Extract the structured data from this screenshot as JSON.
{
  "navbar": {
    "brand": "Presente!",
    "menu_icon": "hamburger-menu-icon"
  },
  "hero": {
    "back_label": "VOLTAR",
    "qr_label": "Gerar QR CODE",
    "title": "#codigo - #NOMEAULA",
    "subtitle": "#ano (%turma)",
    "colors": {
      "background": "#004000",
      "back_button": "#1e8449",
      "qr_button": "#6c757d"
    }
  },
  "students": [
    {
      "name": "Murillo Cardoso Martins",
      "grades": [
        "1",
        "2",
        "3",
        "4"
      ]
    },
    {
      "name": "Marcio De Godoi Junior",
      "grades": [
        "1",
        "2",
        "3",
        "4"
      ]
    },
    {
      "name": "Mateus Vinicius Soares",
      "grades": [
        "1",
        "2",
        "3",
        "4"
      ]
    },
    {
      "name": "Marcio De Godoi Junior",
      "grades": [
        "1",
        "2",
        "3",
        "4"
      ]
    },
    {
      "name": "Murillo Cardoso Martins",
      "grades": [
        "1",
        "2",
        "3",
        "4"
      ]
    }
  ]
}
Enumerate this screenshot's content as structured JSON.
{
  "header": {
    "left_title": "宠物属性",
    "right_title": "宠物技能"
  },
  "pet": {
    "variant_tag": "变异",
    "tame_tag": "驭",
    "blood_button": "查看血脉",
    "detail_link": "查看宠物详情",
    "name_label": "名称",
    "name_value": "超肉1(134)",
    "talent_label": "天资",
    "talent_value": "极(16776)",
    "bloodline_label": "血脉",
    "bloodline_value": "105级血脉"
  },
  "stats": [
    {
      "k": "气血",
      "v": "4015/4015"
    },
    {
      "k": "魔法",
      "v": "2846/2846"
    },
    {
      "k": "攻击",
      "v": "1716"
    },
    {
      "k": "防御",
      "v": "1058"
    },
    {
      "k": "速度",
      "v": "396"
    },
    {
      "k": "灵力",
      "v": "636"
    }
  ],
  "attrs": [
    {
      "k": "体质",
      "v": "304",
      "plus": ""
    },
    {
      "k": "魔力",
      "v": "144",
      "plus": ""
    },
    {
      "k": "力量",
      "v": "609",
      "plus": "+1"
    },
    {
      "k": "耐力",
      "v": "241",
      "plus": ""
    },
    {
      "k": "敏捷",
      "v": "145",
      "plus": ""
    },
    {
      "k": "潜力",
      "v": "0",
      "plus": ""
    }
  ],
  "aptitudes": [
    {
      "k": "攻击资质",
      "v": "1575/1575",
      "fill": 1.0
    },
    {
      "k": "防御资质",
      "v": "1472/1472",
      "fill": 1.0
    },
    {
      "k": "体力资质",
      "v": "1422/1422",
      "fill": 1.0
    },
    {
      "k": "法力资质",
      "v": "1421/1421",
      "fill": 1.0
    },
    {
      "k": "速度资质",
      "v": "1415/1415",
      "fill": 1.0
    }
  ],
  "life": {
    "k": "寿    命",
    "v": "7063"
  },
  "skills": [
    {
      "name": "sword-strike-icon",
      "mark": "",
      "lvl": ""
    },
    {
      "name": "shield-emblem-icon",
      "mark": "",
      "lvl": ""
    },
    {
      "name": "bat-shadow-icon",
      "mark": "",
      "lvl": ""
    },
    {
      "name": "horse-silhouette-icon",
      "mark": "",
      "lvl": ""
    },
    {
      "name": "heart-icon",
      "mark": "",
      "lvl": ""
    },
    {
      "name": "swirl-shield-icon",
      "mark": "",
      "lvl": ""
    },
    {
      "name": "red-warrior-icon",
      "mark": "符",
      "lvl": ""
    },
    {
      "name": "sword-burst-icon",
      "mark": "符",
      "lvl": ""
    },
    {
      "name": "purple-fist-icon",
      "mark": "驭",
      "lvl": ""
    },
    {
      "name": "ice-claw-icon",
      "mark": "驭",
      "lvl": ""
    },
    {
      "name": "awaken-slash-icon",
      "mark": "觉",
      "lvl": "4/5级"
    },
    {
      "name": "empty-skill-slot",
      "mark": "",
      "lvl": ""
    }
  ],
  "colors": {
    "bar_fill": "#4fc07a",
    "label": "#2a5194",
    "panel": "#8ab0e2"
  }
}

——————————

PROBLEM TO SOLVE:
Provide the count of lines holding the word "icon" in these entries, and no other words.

ANSWER SECTION:
12